(Dataset rows describing interfaces)
****************************************

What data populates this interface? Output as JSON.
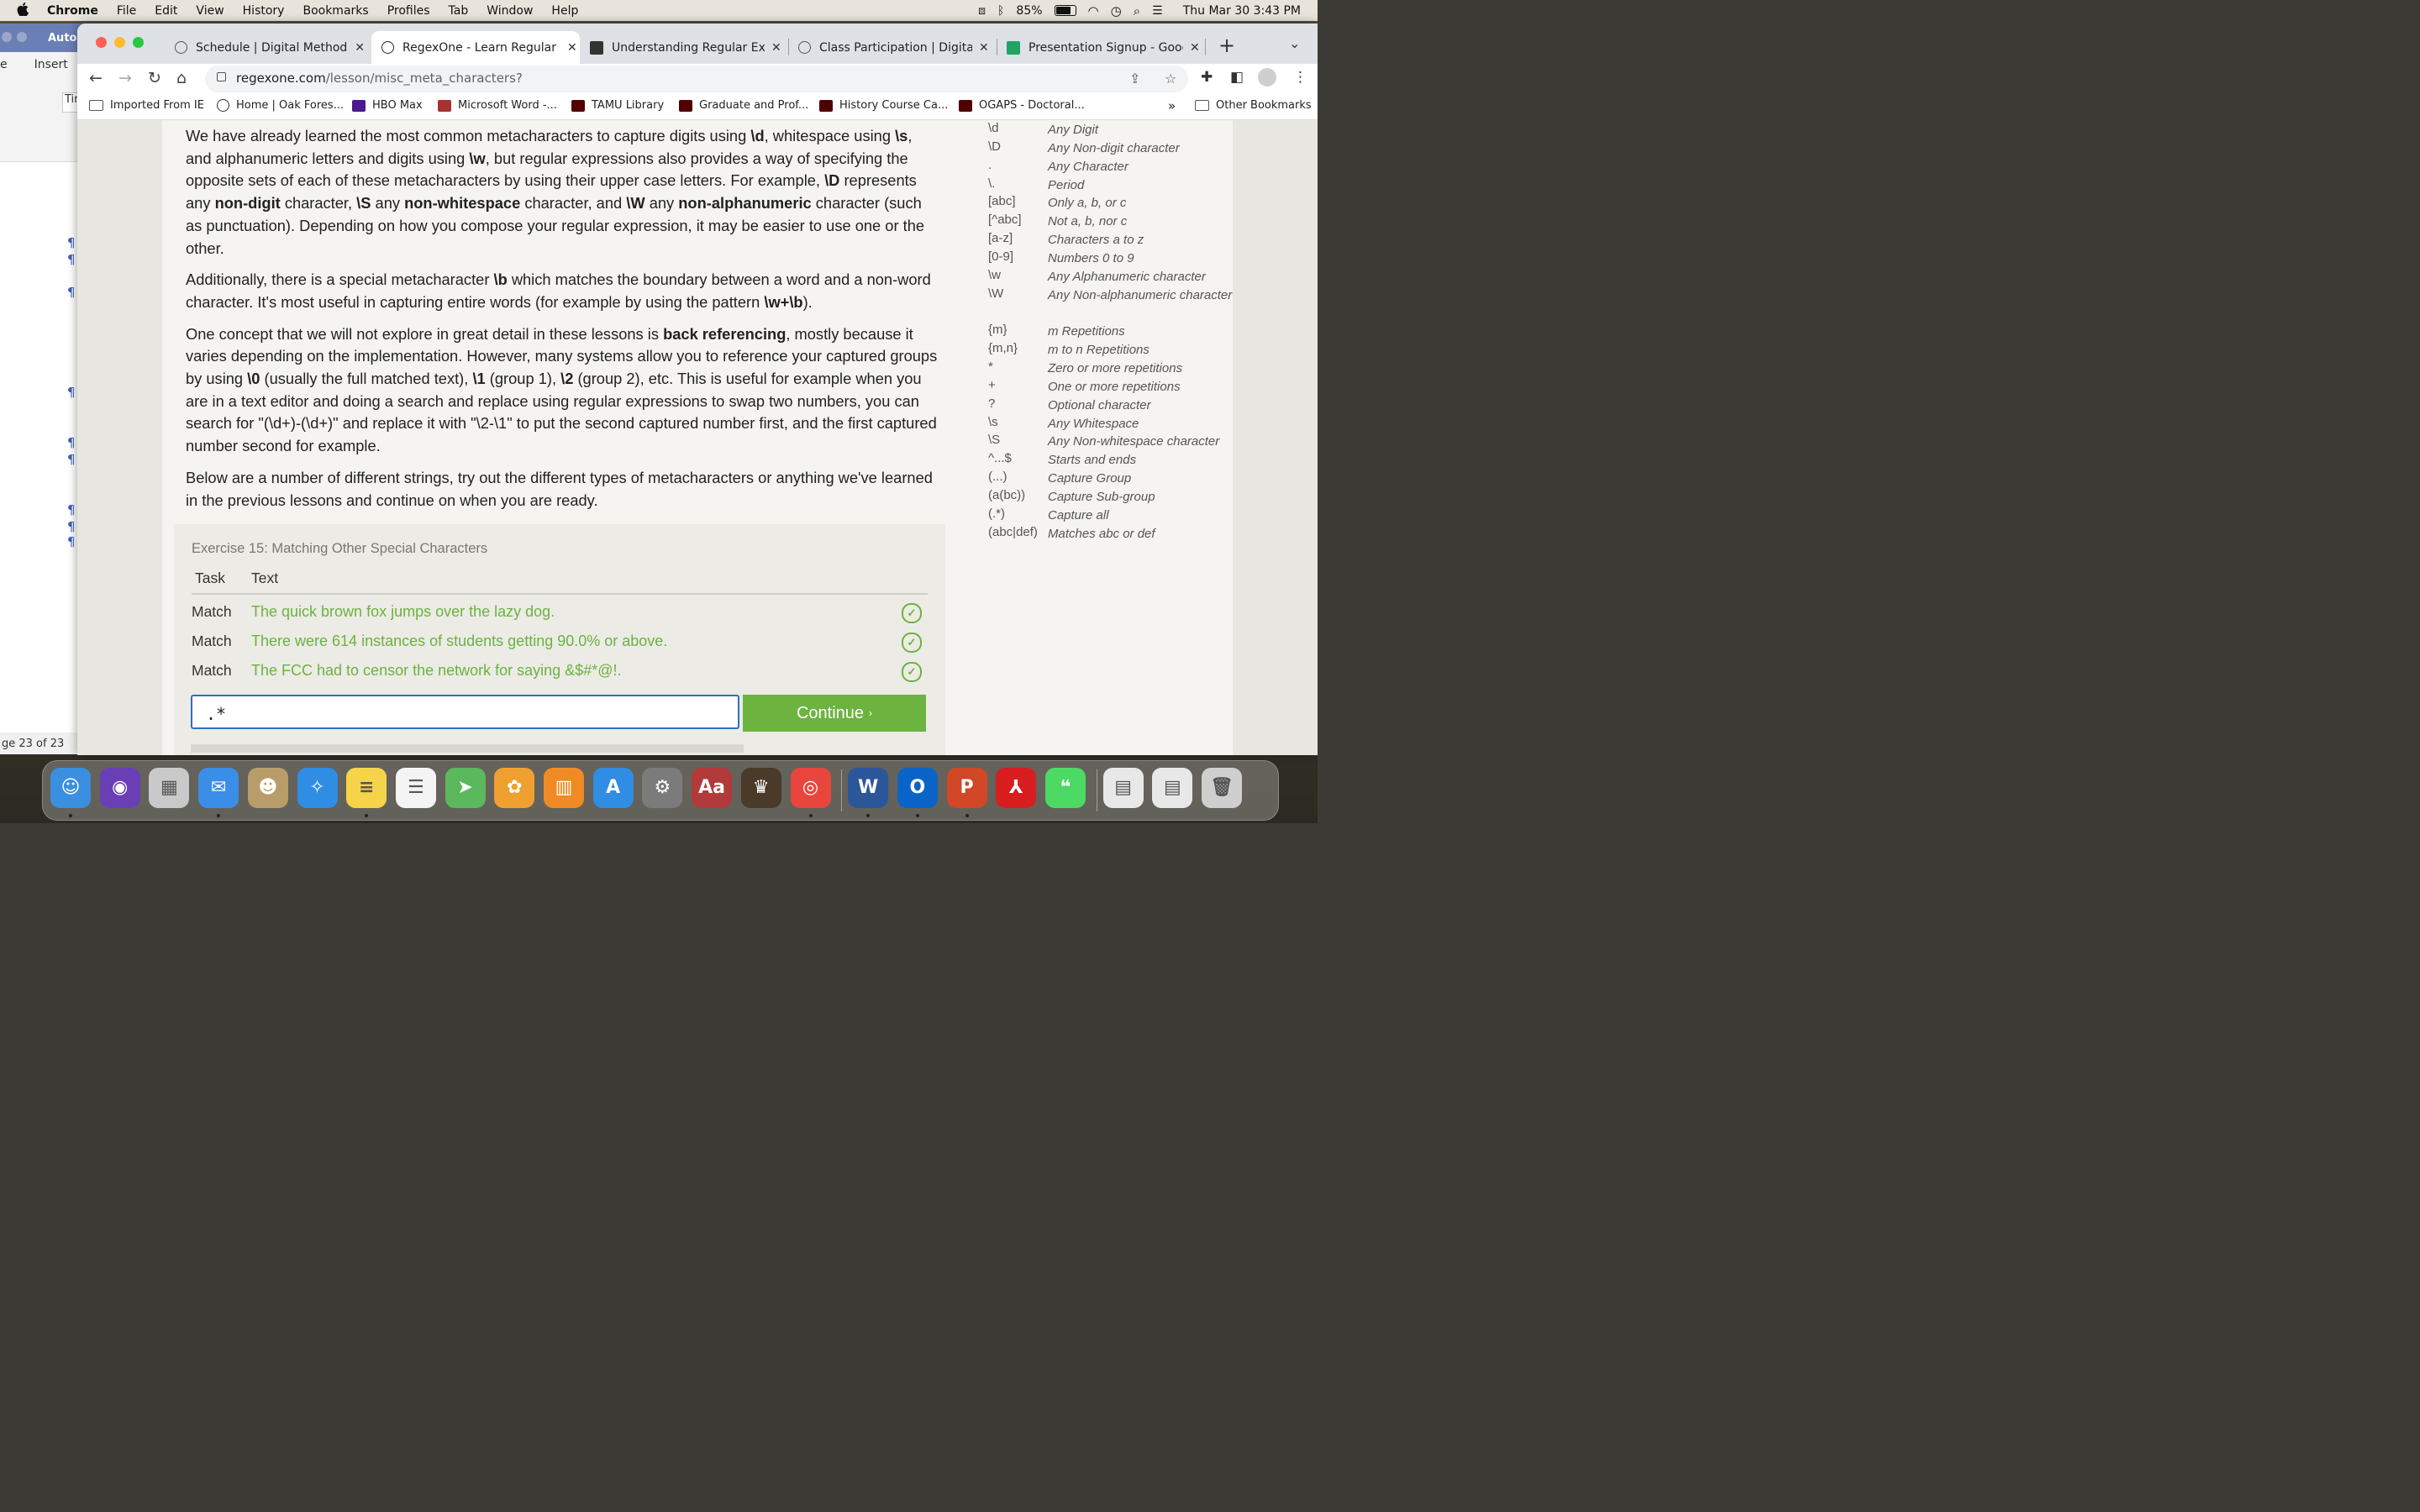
{
  "menubar": {
    "apple": "",
    "items": [
      "Chrome",
      "File",
      "Edit",
      "View",
      "History",
      "Bookmarks",
      "Profiles",
      "Tab",
      "Window",
      "Help"
    ],
    "battery": "85%",
    "datetime": "Thu Mar 30  3:43 PM"
  },
  "word": {
    "title": "AutoS",
    "tabs": [
      "e",
      "Insert"
    ],
    "font_box": "Tir",
    "status": "ge 23 of 23"
  },
  "tabs": [
    {
      "label": "Schedule | Digital Methods fo"
    },
    {
      "label": "RegexOne - Learn Regular Ex"
    },
    {
      "label": "Understanding Regular Expre"
    },
    {
      "label": "Class Participation | Digital M"
    },
    {
      "label": "Presentation Signup - Google"
    }
  ],
  "omnibox": {
    "host": "regexone.com",
    "path": "/lesson/misc_meta_characters?"
  },
  "bookmarks": [
    "Imported From IE",
    "Home | Oak Fores...",
    "HBO Max",
    "Microsoft Word -...",
    "TAMU Library",
    "Graduate and Prof...",
    "History Course Ca...",
    "OGAPS - Doctoral...",
    "Other Bookmarks"
  ],
  "lesson": {
    "p1": [
      {
        "t": "We have already learned the most common metacharacters to capture digits using "
      },
      {
        "b": "\\d"
      },
      {
        "t": ", whitespace using "
      },
      {
        "b": "\\s"
      },
      {
        "t": ", and alphanumeric letters and digits using "
      },
      {
        "b": "\\w"
      },
      {
        "t": ", but regular expressions also provides a way of specifying the opposite sets of each of these metacharacters by using their upper case letters. For example, "
      },
      {
        "b": "\\D"
      },
      {
        "t": " represents any "
      },
      {
        "b": "non-digit"
      },
      {
        "t": " character, "
      },
      {
        "b": "\\S"
      },
      {
        "t": " any "
      },
      {
        "b": "non-whitespace"
      },
      {
        "t": " character, and "
      },
      {
        "b": "\\W"
      },
      {
        "t": " any "
      },
      {
        "b": "non-alphanumeric"
      },
      {
        "t": " character (such as punctuation). Depending on how you compose your regular expression, it may be easier to use one or the other."
      }
    ],
    "p2": [
      {
        "t": "Additionally, there is a special metacharacter "
      },
      {
        "b": "\\b"
      },
      {
        "t": " which matches the boundary between a word and a non-word character. It's most useful in capturing entire words (for example by using the pattern "
      },
      {
        "b": "\\w+\\b"
      },
      {
        "t": ")."
      }
    ],
    "p3": [
      {
        "t": "One concept that we will not explore in great detail in these lessons is "
      },
      {
        "b": "back referencing"
      },
      {
        "t": ", mostly because it varies depending on the implementation. However, many systems allow you to reference your captured groups by using "
      },
      {
        "b": "\\0"
      },
      {
        "t": " (usually the full matched text), "
      },
      {
        "b": "\\1"
      },
      {
        "t": " (group 1), "
      },
      {
        "b": "\\2"
      },
      {
        "t": " (group 2), etc. This is useful for example when you are in a text editor and doing a search and replace using regular expressions to swap two numbers, you can search for \"(\\d+)-(\\d+)\" and replace it with \"\\2-\\1\" to put the second captured number first, and the first captured number second for example."
      }
    ],
    "p4": [
      {
        "t": "Below are a number of different strings, try out the different types of metacharacters or anything we've learned in the previous lessons and continue on when you are ready."
      }
    ]
  },
  "exercise": {
    "title": "Exercise 15: Matching Other Special Characters",
    "col_task": "Task",
    "col_text": "Text",
    "rows": [
      {
        "task": "Match",
        "text": "The quick brown fox jumps over the lazy dog.",
        "check": "✓"
      },
      {
        "task": "Match",
        "text": "There were 614 instances of students getting 90.0% or above.",
        "check": "✓"
      },
      {
        "task": "Match",
        "text": "The FCC had to censor the network for saying &$#*@!.",
        "check": "✓"
      }
    ],
    "input_value": ".*",
    "continue_label": "Continue",
    "continue_chevron": "›"
  },
  "cheatsheet": [
    {
      "sym": "\\d",
      "desc": "Any Digit"
    },
    {
      "sym": "\\D",
      "desc": "Any Non-digit character"
    },
    {
      "sym": ".",
      "desc": "Any Character"
    },
    {
      "sym": "\\.",
      "desc": "Period"
    },
    {
      "sym": "[abc]",
      "desc": "Only a, b, or c"
    },
    {
      "sym": "[^abc]",
      "desc": "Not a, b, nor c"
    },
    {
      "sym": "[a-z]",
      "desc": "Characters a to z"
    },
    {
      "sym": "[0-9]",
      "desc": "Numbers 0 to 9"
    },
    {
      "sym": "\\w",
      "desc": "Any Alphanumeric character"
    },
    {
      "sym": "\\W",
      "desc": "Any Non-alphanumeric character"
    },
    {
      "sym": "{m}",
      "desc": "m Repetitions"
    },
    {
      "sym": "{m,n}",
      "desc": "m to n Repetitions"
    },
    {
      "sym": "*",
      "desc": "Zero or more repetitions"
    },
    {
      "sym": "+",
      "desc": "One or more repetitions"
    },
    {
      "sym": "?",
      "desc": "Optional character"
    },
    {
      "sym": "\\s",
      "desc": "Any Whitespace"
    },
    {
      "sym": "\\S",
      "desc": "Any Non-whitespace character"
    },
    {
      "sym": "^...$",
      "desc": "Starts and ends"
    },
    {
      "sym": "(...)",
      "desc": "Capture Group"
    },
    {
      "sym": "(a(bc))",
      "desc": "Capture Sub-group"
    },
    {
      "sym": "(.*)",
      "desc": "Capture all"
    },
    {
      "sym": "(abc|def)",
      "desc": "Matches abc or def"
    }
  ],
  "dock": [
    {
      "name": "finder-icon",
      "glyph": "☺",
      "color": "#3a8fe0",
      "running": true
    },
    {
      "name": "siri-icon",
      "glyph": "◉",
      "color": "#6a3fb5",
      "running": false
    },
    {
      "name": "launchpad-icon",
      "glyph": "▦",
      "color": "#c9c9c9",
      "running": false
    },
    {
      "name": "mail-icon",
      "glyph": "✉",
      "color": "#3a8ee8",
      "running": true
    },
    {
      "name": "contacts-icon",
      "glyph": "☻",
      "color": "#b89c6a",
      "running": false
    },
    {
      "name": "safari-icon",
      "glyph": "✧",
      "color": "#2f8de4",
      "running": false
    },
    {
      "name": "notes-icon",
      "glyph": "≡",
      "color": "#f5d44a",
      "running": true
    },
    {
      "name": "reminders-icon",
      "glyph": "☰",
      "color": "#f4f4f4",
      "running": false
    },
    {
      "name": "maps-icon",
      "glyph": "➤",
      "color": "#5cb85c",
      "running": false
    },
    {
      "name": "photos-icon",
      "glyph": "✿",
      "color": "#f0a030",
      "running": false
    },
    {
      "name": "books-icon",
      "glyph": "▥",
      "color": "#f08a24",
      "running": false
    },
    {
      "name": "app-store-icon",
      "glyph": "A",
      "color": "#2f8de4",
      "running": false
    },
    {
      "name": "system-settings-icon",
      "glyph": "⚙",
      "color": "#7b7b7b",
      "running": false
    },
    {
      "name": "dictionary-icon",
      "glyph": "Aa",
      "color": "#b33a3a",
      "running": false
    },
    {
      "name": "medieval-game-icon",
      "glyph": "♛",
      "color": "#4a3a2a",
      "running": false
    },
    {
      "name": "chrome-icon",
      "glyph": "◎",
      "color": "#e8453c",
      "running": true
    },
    {
      "name": "word-icon",
      "glyph": "W",
      "color": "#2b579a",
      "running": true
    },
    {
      "name": "outlook-icon",
      "glyph": "O",
      "color": "#0a64c8",
      "running": true
    },
    {
      "name": "powerpoint-icon",
      "glyph": "P",
      "color": "#d24726",
      "running": true
    },
    {
      "name": "acrobat-icon",
      "glyph": "⅄",
      "color": "#d81e1e",
      "running": false
    },
    {
      "name": "messages-icon",
      "glyph": "❝",
      "color": "#4cd964",
      "running": false
    },
    {
      "name": "word-doc-thumb-1-icon",
      "glyph": "▤",
      "color": "#e8e8e8",
      "running": false
    },
    {
      "name": "word-doc-thumb-2-icon",
      "glyph": "▤",
      "color": "#e8e8e8",
      "running": false
    },
    {
      "name": "trash-icon",
      "glyph": "🗑",
      "color": "#cfcfcf",
      "running": false
    }
  ],
  "colors": {
    "accent_green": "#6cb33f",
    "input_border": "#2f6fc0"
  }
}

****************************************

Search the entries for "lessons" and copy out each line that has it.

        "t": "One concept that we will not explore in great detail in these lessons is "
        "t": "Below are a number of different strings, try out the different types of metacharacters or anything we've learned in the previous lessons and continue on when you are ready."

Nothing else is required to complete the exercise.